Dataset rows for apps and sites:
+--

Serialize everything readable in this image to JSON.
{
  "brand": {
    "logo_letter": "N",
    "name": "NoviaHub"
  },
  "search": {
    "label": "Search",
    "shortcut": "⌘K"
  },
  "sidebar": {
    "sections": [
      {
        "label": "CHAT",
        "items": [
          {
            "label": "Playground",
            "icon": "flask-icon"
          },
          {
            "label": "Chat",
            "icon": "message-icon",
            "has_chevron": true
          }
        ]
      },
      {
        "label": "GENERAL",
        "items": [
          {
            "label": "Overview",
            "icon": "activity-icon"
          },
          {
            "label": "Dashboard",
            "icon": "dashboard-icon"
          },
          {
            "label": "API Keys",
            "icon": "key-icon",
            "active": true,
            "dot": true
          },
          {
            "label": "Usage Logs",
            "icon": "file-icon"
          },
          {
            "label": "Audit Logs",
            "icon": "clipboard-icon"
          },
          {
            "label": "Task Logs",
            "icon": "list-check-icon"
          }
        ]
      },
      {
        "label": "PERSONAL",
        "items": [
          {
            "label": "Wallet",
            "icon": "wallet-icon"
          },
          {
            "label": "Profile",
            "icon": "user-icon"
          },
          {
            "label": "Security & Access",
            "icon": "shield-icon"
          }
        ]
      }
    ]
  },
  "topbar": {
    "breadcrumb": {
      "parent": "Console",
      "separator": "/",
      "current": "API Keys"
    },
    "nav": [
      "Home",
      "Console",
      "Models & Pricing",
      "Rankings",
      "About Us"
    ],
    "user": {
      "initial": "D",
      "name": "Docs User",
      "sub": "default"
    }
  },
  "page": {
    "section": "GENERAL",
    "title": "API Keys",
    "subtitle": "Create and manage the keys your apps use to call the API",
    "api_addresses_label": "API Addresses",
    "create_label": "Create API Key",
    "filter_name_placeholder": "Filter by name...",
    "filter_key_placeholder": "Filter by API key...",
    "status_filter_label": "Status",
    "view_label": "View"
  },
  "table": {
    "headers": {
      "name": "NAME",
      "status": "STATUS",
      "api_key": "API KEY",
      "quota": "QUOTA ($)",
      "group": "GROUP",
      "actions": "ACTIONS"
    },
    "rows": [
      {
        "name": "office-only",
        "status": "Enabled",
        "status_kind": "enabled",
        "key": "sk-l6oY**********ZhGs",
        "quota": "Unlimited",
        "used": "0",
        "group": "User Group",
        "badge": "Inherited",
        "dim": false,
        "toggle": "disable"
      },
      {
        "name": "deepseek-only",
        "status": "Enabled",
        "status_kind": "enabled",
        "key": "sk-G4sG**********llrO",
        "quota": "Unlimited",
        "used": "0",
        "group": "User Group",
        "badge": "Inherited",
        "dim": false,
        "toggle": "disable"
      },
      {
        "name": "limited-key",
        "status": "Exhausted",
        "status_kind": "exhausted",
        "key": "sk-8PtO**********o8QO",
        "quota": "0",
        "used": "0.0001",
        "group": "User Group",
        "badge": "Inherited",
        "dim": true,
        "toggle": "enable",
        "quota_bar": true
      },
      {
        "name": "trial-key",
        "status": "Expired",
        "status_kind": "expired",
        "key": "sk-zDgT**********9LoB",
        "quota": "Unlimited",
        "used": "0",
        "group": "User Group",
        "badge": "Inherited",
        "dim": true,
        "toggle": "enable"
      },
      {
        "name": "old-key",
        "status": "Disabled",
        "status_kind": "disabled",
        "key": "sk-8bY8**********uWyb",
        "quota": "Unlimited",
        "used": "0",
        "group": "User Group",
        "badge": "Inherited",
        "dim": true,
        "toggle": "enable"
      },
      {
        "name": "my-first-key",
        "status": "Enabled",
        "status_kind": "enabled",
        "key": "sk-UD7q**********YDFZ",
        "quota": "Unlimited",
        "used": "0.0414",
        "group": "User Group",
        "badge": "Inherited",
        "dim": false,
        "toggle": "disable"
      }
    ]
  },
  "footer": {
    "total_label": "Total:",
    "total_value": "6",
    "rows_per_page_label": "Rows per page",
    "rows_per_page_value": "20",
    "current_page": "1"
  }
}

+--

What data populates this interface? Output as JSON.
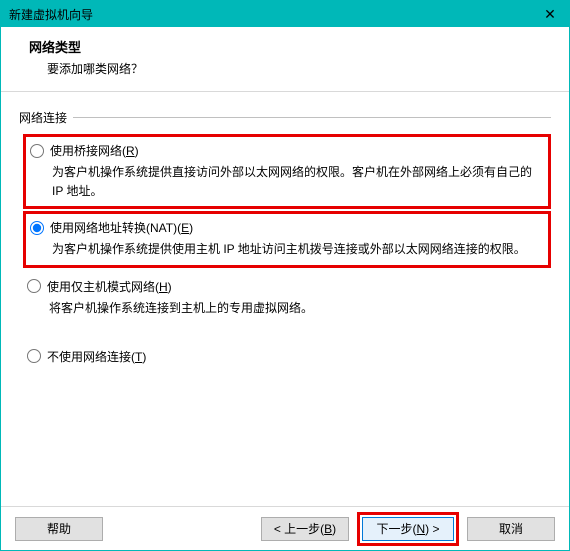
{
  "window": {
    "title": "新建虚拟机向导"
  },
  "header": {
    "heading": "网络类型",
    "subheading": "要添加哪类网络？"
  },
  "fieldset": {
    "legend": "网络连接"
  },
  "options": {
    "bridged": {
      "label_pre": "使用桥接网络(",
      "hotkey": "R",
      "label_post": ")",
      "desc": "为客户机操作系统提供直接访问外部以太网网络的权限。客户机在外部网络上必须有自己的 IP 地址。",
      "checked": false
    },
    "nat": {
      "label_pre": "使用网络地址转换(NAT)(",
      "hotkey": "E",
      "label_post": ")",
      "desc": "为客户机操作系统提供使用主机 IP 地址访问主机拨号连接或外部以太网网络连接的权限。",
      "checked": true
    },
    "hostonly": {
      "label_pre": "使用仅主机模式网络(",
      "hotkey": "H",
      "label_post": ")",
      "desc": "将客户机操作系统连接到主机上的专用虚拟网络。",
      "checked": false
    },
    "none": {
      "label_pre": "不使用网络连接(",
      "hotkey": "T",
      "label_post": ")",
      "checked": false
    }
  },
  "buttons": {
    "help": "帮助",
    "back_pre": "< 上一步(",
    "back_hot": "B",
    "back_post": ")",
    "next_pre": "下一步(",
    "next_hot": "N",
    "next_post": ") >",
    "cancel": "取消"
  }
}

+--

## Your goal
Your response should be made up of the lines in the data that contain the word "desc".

## Solved problem
      "desc": "为客户机操作系统提供直接访问外部以太网网络的权限。客户机在外部网络上必须有自己的 IP 地址。",
      "desc": "为客户机操作系统提供使用主机 IP 地址访问主机拨号连接或外部以太网网络连接的权限。",
      "desc": "将客户机操作系统连接到主机上的专用虚拟网络。",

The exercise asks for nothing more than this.